All the military graves, without exception, have a blanket of colorful flowers, and those that already have a gravestone show the photo of the person who occupies it, almost always a smiling young man.
One mausoleum had balloons in the shape of the number 26, the age the soldier did not reach.
Thousands of Israelis, who came even without knowing the deceased, hug and pray behind the metal fence that surrounds the their closest relatives.
“We feel very sad, but also very strong.
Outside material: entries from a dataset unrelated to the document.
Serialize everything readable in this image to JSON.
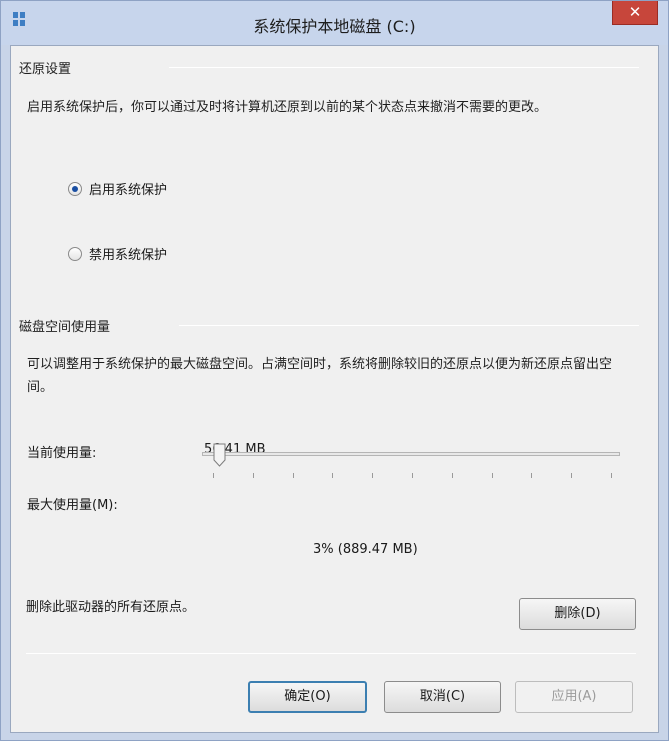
{
  "window": {
    "title": "系统保护本地磁盘 (C:)",
    "close_glyph": "✕",
    "icon": "app-icon"
  },
  "restore_settings": {
    "group_title": "还原设置",
    "description": "启用系统保护后，你可以通过及时将计算机还原到以前的某个状态点来撤消不需要的更改。",
    "options": [
      {
        "label": "启用系统保护",
        "checked": true
      },
      {
        "label": "禁用系统保护",
        "checked": false
      }
    ]
  },
  "disk_usage": {
    "group_title": "磁盘空间使用量",
    "description": "可以调整用于系统保护的最大磁盘空间。占满空间时，系统将删除较旧的还原点以便为新还原点留出空间。",
    "current_label": "当前使用量:",
    "current_value": "56.41 MB",
    "max_label": "最大使用量(M):",
    "max_percent": 3,
    "max_readout": "3% (889.47 MB)",
    "delete_text": "删除此驱动器的所有还原点。",
    "delete_button": "删除(D)"
  },
  "footer": {
    "ok": "确定(O)",
    "cancel": "取消(C)",
    "apply": "应用(A)"
  },
  "colors": {
    "accent": "#3c7fb1",
    "close": "#c7463b",
    "titlebar": "#c7d5ec"
  }
}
We are the ones chosen by God to lead Israel,” says 80-year-old Lieutenant Colonel Eli Gertler, a volunteer organizer of the funerals.
“I have no words to describe what the soldiers and officers I lost in this war were like, what they are like, because for me they did not die, they continue to live with us,” the five-time decorated veteran of the 1967 Six-Day War laments, his voice breaking.
The Hamas attack surprised Israel at a moment of fragility, in the midst of a deep political crisis and social polarization caused by the policies of the government of Benjamin Netanyahu and its ultra-nationalist, colonialist, anti-Arab and ultra-Orthodox partners.
Arguing that democracy was being compromised, thousands of soldiers rebelled and refused to present themselves as reservists.
“But this war united all the people of Israel with a single wish: no more Hamas in Gaza, no more conflict in Israel, that our deaths are not in vain,” said one anonymous soldier, kippah on and rifle in hand.
Netanyahu promised to “wipe Hamas off the face of the earth,” the de facto rulers of the Gaza Strip, and to use “the full military might” of Israel to do so.
Since the first day of the war, Israeli forces have continued to bombard the Palestinian enclave by air, land and sea, killing more than 1,800 Gazans, more than half civilians, including women and children, amid a humanitarian crisis that has left more than 6,200 wounded and hundreds of thousands displaced.
“Shabbat Shalom” (Saturday of Peace), a woman says to passersby at the entrance to Jerusalem’s cemetery, offering them white candles.
“It is to remember that darkness is fought with light, not with more darkness. Of course we have to defend ourselves, but our true power is in prayer,” said Anat Kipnis, a 39-year-old Jewish woman. EFE